**PROBLEM DETAILS**. Give the lines again word for word, beginning with the one containing "Enumerate this screenshot's" and ending with the last line of the material below.

Content starts

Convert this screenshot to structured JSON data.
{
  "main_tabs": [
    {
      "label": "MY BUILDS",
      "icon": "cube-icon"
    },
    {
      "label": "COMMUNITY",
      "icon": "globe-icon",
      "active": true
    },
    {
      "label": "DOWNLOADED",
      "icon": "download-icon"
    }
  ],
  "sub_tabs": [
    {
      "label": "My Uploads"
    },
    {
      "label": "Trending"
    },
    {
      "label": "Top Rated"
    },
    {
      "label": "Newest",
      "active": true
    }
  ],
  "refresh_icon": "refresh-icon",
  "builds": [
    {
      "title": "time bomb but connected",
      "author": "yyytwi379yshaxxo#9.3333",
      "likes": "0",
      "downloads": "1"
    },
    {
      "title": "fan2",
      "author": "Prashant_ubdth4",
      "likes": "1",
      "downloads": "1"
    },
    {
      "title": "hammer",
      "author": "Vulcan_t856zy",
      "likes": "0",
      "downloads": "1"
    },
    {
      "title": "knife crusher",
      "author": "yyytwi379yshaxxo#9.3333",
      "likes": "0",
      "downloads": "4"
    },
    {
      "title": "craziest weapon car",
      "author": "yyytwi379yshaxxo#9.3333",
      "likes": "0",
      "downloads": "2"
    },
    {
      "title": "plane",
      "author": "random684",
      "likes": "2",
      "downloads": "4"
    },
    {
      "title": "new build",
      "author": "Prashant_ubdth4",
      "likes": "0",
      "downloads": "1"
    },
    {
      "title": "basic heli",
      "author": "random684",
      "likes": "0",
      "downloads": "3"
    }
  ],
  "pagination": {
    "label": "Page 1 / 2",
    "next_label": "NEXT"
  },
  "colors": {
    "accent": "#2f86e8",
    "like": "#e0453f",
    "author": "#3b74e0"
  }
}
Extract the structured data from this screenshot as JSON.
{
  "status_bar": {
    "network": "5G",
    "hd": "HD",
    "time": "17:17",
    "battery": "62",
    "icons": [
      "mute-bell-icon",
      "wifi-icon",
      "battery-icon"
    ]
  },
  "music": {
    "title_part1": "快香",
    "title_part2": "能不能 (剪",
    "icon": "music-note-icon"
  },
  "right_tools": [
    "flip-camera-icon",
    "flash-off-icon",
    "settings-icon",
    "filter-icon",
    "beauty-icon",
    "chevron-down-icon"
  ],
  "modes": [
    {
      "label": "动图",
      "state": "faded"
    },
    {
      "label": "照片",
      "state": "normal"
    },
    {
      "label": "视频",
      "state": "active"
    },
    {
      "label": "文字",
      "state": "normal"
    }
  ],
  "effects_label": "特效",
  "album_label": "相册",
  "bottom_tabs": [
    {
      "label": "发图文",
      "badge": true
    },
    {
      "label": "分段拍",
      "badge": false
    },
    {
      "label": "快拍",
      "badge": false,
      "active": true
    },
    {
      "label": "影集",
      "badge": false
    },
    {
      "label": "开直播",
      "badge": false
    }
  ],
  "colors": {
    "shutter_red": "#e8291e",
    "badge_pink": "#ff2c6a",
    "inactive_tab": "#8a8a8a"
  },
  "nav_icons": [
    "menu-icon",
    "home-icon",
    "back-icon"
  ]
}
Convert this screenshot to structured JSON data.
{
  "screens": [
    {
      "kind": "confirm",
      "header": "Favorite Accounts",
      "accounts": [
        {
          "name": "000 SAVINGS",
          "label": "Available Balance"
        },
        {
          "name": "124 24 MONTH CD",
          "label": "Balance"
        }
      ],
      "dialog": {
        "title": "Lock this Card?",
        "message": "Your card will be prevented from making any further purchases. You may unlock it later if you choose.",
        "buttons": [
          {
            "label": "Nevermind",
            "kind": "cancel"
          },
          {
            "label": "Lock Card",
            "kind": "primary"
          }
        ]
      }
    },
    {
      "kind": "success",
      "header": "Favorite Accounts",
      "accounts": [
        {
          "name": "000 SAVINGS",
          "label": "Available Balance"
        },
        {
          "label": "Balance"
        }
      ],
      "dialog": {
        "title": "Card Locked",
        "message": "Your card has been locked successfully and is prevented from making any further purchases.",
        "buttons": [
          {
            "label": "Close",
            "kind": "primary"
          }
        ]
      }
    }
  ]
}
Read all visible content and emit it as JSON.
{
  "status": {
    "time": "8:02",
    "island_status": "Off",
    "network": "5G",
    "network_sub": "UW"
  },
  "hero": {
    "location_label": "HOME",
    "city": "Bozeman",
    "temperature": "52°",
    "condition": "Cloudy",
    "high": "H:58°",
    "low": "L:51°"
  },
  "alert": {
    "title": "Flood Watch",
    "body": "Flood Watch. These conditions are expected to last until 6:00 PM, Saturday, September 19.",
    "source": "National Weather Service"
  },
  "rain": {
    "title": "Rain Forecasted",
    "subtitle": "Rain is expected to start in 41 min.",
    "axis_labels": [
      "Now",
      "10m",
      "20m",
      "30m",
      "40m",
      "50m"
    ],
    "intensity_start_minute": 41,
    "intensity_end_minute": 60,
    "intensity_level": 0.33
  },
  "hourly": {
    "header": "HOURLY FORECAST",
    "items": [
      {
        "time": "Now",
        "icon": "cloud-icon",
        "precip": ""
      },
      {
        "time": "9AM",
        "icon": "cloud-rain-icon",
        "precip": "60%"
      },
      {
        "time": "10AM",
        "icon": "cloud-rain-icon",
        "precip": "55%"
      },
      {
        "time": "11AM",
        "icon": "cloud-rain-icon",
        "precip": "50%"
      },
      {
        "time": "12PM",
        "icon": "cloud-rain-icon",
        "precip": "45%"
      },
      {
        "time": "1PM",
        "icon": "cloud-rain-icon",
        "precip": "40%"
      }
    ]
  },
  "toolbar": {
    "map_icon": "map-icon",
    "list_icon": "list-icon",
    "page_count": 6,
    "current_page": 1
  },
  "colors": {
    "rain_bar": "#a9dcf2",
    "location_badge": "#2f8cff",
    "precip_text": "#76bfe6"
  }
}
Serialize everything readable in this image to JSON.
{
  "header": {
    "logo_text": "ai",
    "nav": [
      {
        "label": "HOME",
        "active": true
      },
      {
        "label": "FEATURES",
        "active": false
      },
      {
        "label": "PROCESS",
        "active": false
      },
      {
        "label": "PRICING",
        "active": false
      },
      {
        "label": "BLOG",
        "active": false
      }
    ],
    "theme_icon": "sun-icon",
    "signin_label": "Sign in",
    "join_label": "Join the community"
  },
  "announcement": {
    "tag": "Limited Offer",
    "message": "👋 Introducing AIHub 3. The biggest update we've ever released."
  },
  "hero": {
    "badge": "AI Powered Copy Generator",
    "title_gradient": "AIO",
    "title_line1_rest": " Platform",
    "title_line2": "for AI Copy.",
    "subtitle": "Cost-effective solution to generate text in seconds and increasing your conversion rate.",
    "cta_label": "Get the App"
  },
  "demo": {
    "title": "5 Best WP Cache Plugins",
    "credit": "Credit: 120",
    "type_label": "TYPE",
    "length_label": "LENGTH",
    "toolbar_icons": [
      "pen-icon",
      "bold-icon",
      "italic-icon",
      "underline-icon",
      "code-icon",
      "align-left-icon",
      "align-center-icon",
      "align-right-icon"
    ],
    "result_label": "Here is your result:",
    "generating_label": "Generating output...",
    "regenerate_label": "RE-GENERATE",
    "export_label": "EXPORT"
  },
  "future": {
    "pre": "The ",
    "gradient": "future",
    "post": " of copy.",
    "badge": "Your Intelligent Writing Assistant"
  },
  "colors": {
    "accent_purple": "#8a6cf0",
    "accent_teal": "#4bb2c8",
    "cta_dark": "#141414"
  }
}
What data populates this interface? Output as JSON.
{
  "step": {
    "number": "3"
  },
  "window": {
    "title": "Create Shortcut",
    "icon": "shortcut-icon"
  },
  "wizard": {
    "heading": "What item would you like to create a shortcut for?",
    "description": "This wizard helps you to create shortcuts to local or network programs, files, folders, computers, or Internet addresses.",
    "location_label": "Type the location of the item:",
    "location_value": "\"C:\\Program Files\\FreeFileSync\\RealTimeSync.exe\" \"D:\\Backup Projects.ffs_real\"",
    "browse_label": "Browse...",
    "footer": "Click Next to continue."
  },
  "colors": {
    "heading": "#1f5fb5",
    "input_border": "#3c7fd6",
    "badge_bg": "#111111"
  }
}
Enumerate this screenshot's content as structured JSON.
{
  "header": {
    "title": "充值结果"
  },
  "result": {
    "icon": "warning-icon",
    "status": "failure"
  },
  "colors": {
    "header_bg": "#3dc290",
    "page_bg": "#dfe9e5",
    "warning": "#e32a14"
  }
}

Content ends

**EXERCISE RESULT**.
Enumerate this screenshot's content as structured JSON.
{
  "header": {
    "title": "充值结果"
  },
  "result": {
    "icon": "warning-icon",
    "status": "failure"
  },
  "colors": {
    "header_bg": "#3dc290",
    "page_bg": "#dfe9e5",
    "warning": "#e32a14"
  }
}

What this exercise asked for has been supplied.